# [Prompt]
Show every line from the data below that includes "test".

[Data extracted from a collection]
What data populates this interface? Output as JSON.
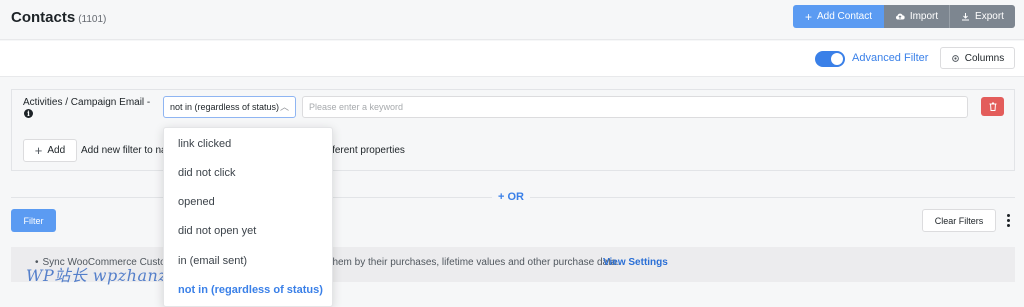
{
  "header": {
    "title": "Contacts",
    "count": "(1101)",
    "add_contact": "Add Contact",
    "import": "Import",
    "export": "Export"
  },
  "toolbar": {
    "advanced_filter": "Advanced Filter",
    "advanced_filter_enabled": true,
    "columns": "Columns"
  },
  "filter": {
    "property_label": "Activities / Campaign Email -",
    "operator_value": "not in (regardless of status)",
    "keyword_placeholder": "Please enter a keyword",
    "add_label": "Add",
    "add_hint": "Add new filter to narrow down your contacts based on different properties"
  },
  "dropdown": {
    "options": [
      "link clicked",
      "did not click",
      "opened",
      "did not open yet",
      "in (email sent)",
      "not in (regardless of status)"
    ],
    "selected_index": 5
  },
  "or_label": "OR",
  "actions": {
    "filter": "Filter",
    "clear_filters": "Clear Filters"
  },
  "notice": {
    "text": "Sync WooCommerce Customers data to FluentCRM to segment them by their purchases, lifetime values and other purchase data.",
    "link": "View Settings"
  },
  "watermark": "WP站长 wpzhanzhang.eastfu.com",
  "colors": {
    "primary": "#5b9bf2",
    "accent": "#3a80e8",
    "danger": "#e35d5b",
    "secondary_button": "#7d8690"
  }
}
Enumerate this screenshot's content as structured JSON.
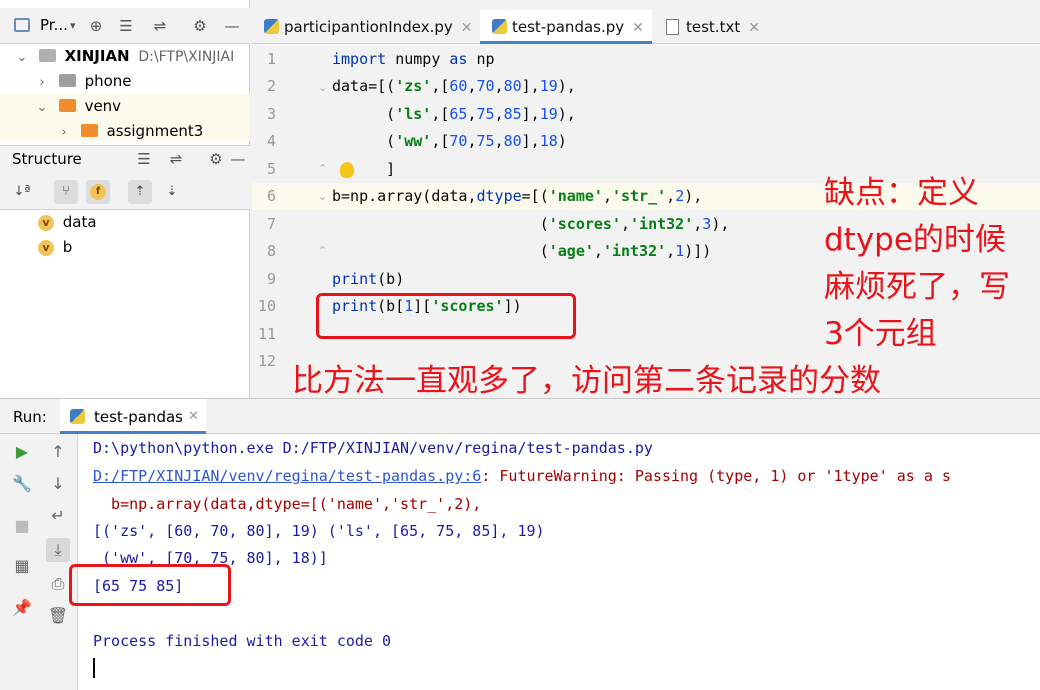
{
  "project_panel": {
    "title": "Pr...",
    "tree": [
      {
        "label": "XINJIAN",
        "path": "D:\\FTP\\XINJIAI"
      },
      {
        "label": "phone"
      },
      {
        "label": "venv"
      },
      {
        "label": "assignment3"
      }
    ]
  },
  "structure_panel": {
    "title": "Structure",
    "items": [
      {
        "badge": "v",
        "label": "data"
      },
      {
        "badge": "v",
        "label": "b"
      }
    ]
  },
  "editor": {
    "tabs": [
      {
        "label": "participantionIndex.py",
        "type": "py",
        "active": false
      },
      {
        "label": "test-pandas.py",
        "type": "py",
        "active": true
      },
      {
        "label": "test.txt",
        "type": "txt",
        "active": false
      }
    ],
    "line_numbers": [
      "1",
      "2",
      "3",
      "4",
      "5",
      "6",
      "7",
      "8",
      "9",
      "10",
      "11",
      "12"
    ],
    "lines": [
      "import numpy as np",
      "data=[('zs',[60,70,80],19),",
      "      ('ls',[65,75,85],19),",
      "      ('ww',[70,75,80],18)",
      "      ]",
      "b=np.array(data,dtype=[('name','str_',2),",
      "                       ('scores','int32',3),",
      "                       ('age','int32',1)])",
      "print(b)",
      "print(b[1]['scores'])",
      "",
      ""
    ]
  },
  "annotations": {
    "right_note": [
      "缺点：定义",
      "dtype的时候",
      "麻烦死了，写",
      "3个元组"
    ],
    "bottom_note": "比方法一直观多了，访问第二条记录的分数"
  },
  "run_panel": {
    "label": "Run:",
    "tab": "test-pandas",
    "console": [
      "D:\\python\\python.exe D:/FTP/XINJIAN/venv/regina/test-pandas.py",
      "D:/FTP/XINJIAN/venv/regina/test-pandas.py:6",
      ": FutureWarning: Passing (type, 1) or '1type' as a s",
      "  b=np.array(data,dtype=[('name','str_',2),",
      "[('zs', [60, 70, 80], 19) ('ls', [65, 75, 85], 19)",
      " ('ww', [70, 75, 80], 18)]",
      "[65 75 85]",
      "Process finished with exit code 0"
    ]
  },
  "colors": {
    "annotation_red": "#e8141a",
    "keyword": "#0033b3",
    "string": "#067d17",
    "number": "#1750eb",
    "link": "#2c55d1",
    "warning": "#a30000",
    "console_text": "#1a1aa6"
  }
}
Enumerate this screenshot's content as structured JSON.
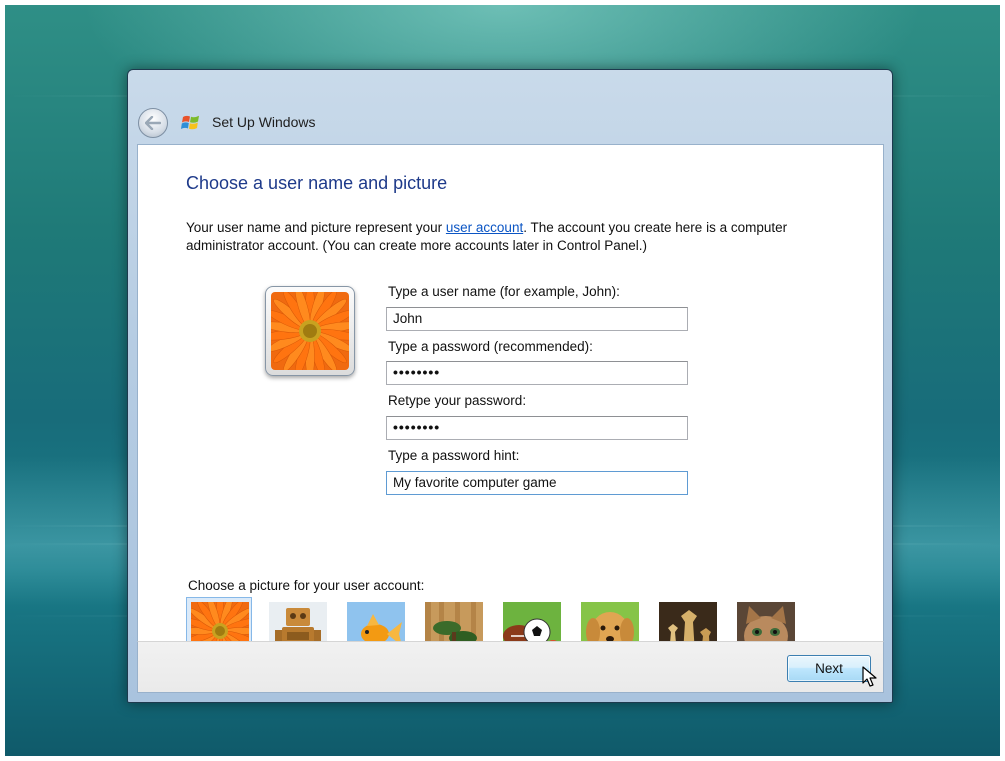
{
  "window": {
    "title": "Set Up Windows"
  },
  "page": {
    "heading": "Choose a user name and picture",
    "description_before": "Your user name and picture represent your ",
    "description_link": "user account",
    "description_after": ". The account you create here is a computer administrator account. (You can create more accounts later in Control Panel.)"
  },
  "form": {
    "username_label": "Type a user name (for example, John):",
    "username_value": "John",
    "password_label": "Type a password (recommended):",
    "password_value": "••••••••",
    "retype_label": "Retype your password:",
    "retype_value": "••••••••",
    "hint_label": "Type a password hint:",
    "hint_value": "My favorite computer game"
  },
  "pictures": {
    "label": "Choose a picture for your user account:",
    "items": [
      "flower",
      "robot",
      "goldfish",
      "bonsai",
      "sports-balls",
      "dog",
      "chess",
      "kitten"
    ],
    "selected": "flower"
  },
  "buttons": {
    "next": "Next"
  },
  "icons": {
    "back": "back-arrow-icon",
    "windows_flag": "windows-flag-icon",
    "cursor": "pointer-cursor-icon"
  },
  "colors": {
    "heading": "#1e3a8a",
    "link": "#0b55c4",
    "selection": "#86b8e8"
  }
}
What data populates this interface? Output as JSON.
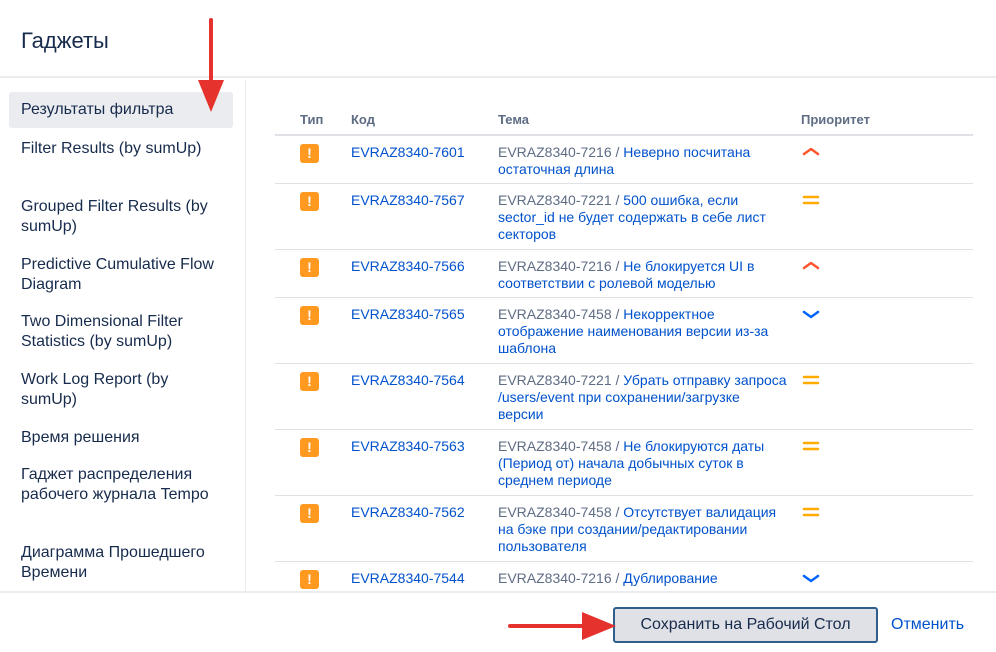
{
  "dialog": {
    "title": "Гаджеты"
  },
  "sidebar": {
    "items": [
      {
        "label": "Результаты фильтра",
        "active": true
      },
      {
        "label": "Filter Results (by sumUp)"
      },
      {
        "label": "Grouped Filter Results (by sumUp)"
      },
      {
        "label": "Predictive Cumulative Flow Diagram"
      },
      {
        "label": "Two Dimensional Filter Statistics (by sumUp)"
      },
      {
        "label": "Work Log Report (by sumUp)"
      },
      {
        "label": "Время решения"
      },
      {
        "label": "Гаджет распределения рабочего журнала Tempo"
      },
      {
        "label": "Диаграмма Прошедшего Времени"
      }
    ]
  },
  "table": {
    "columns": {
      "type": "Тип",
      "key": "Код",
      "summary": "Тема",
      "priority": "Приоритет"
    },
    "rows": [
      {
        "key": "EVRAZ8340-7601",
        "parent": "EVRAZ8340-7216 /",
        "summary": "Неверно посчитана остаточная длина",
        "priority": "high"
      },
      {
        "key": "EVRAZ8340-7567",
        "parent": "EVRAZ8340-7221 /",
        "summary": "500 ошибка, если sector_id не будет содержать в себе лист секторов",
        "priority": "medium"
      },
      {
        "key": "EVRAZ8340-7566",
        "parent": "EVRAZ8340-7216 /",
        "summary": "Не блокируется UI в соответствии с ролевой моделью",
        "priority": "high"
      },
      {
        "key": "EVRAZ8340-7565",
        "parent": "EVRAZ8340-7458 /",
        "summary": "Некорректное отображение наименования версии из-за шаблона",
        "priority": "low"
      },
      {
        "key": "EVRAZ8340-7564",
        "parent": "EVRAZ8340-7221 /",
        "summary": "Убрать отправку запроса /users/event при сохранении/загрузке версии",
        "priority": "medium"
      },
      {
        "key": "EVRAZ8340-7563",
        "parent": "EVRAZ8340-7458 /",
        "summary": "Не блокируются даты (Период от) начала добычных суток в среднем периоде",
        "priority": "medium"
      },
      {
        "key": "EVRAZ8340-7562",
        "parent": "EVRAZ8340-7458 /",
        "summary": "Отсутствует валидация на бэке при создании/редактировании пользователя",
        "priority": "medium"
      },
      {
        "key": "EVRAZ8340-7544",
        "parent": "EVRAZ8340-7216 /",
        "summary": "Дублирование",
        "priority": "low"
      }
    ]
  },
  "footer": {
    "save_label": "Сохранить на Рабочий Стол",
    "cancel_label": "Отменить"
  },
  "colors": {
    "accent": "#0052cc",
    "bug_icon": "#ff991f",
    "priority_high": "#ff5630",
    "priority_medium": "#ffab00",
    "priority_low": "#0065ff",
    "annotation_arrow": "#e5322d"
  }
}
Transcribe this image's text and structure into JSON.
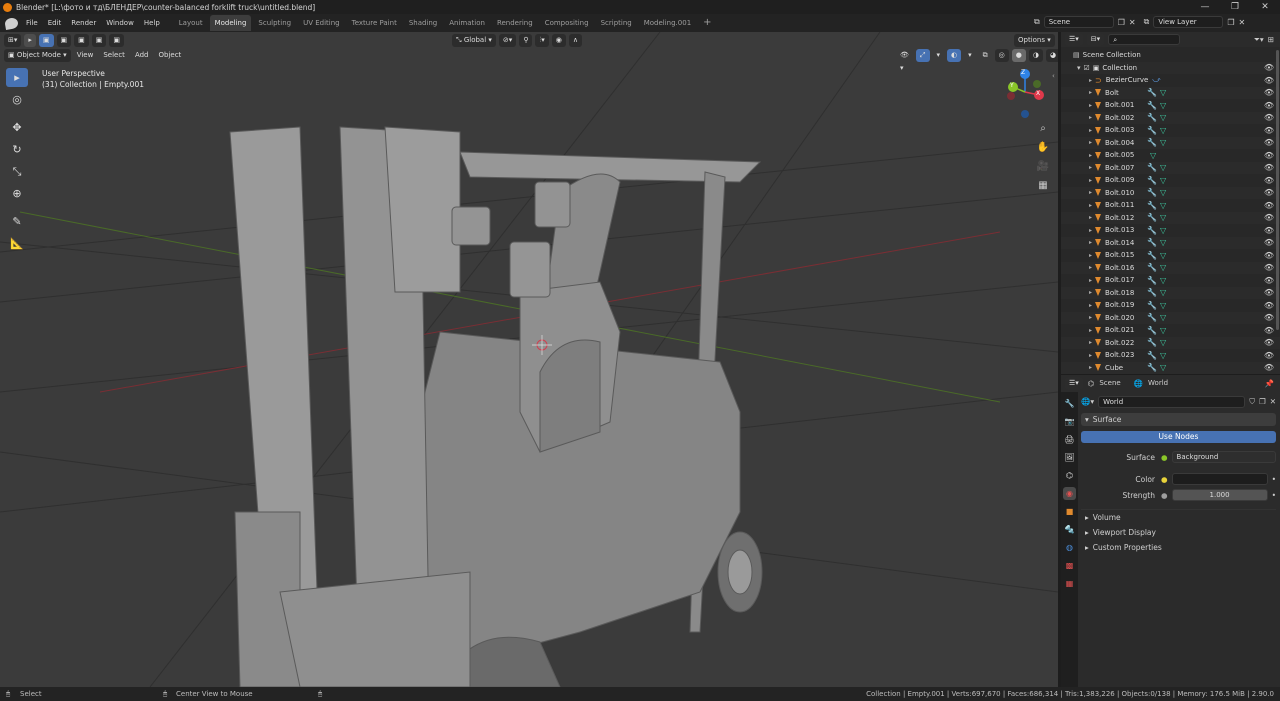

# [Reply to the exercise]
        "label": "test-pandas.py",
        "label": "test.txt",
    "tab": "test-pandas",
      "D:\\python\\python.exe D:/FTP/XINJIAN/venv/regina/test-pandas.py",
      "D:/FTP/XINJIAN/venv/regina/test-pandas.py:6",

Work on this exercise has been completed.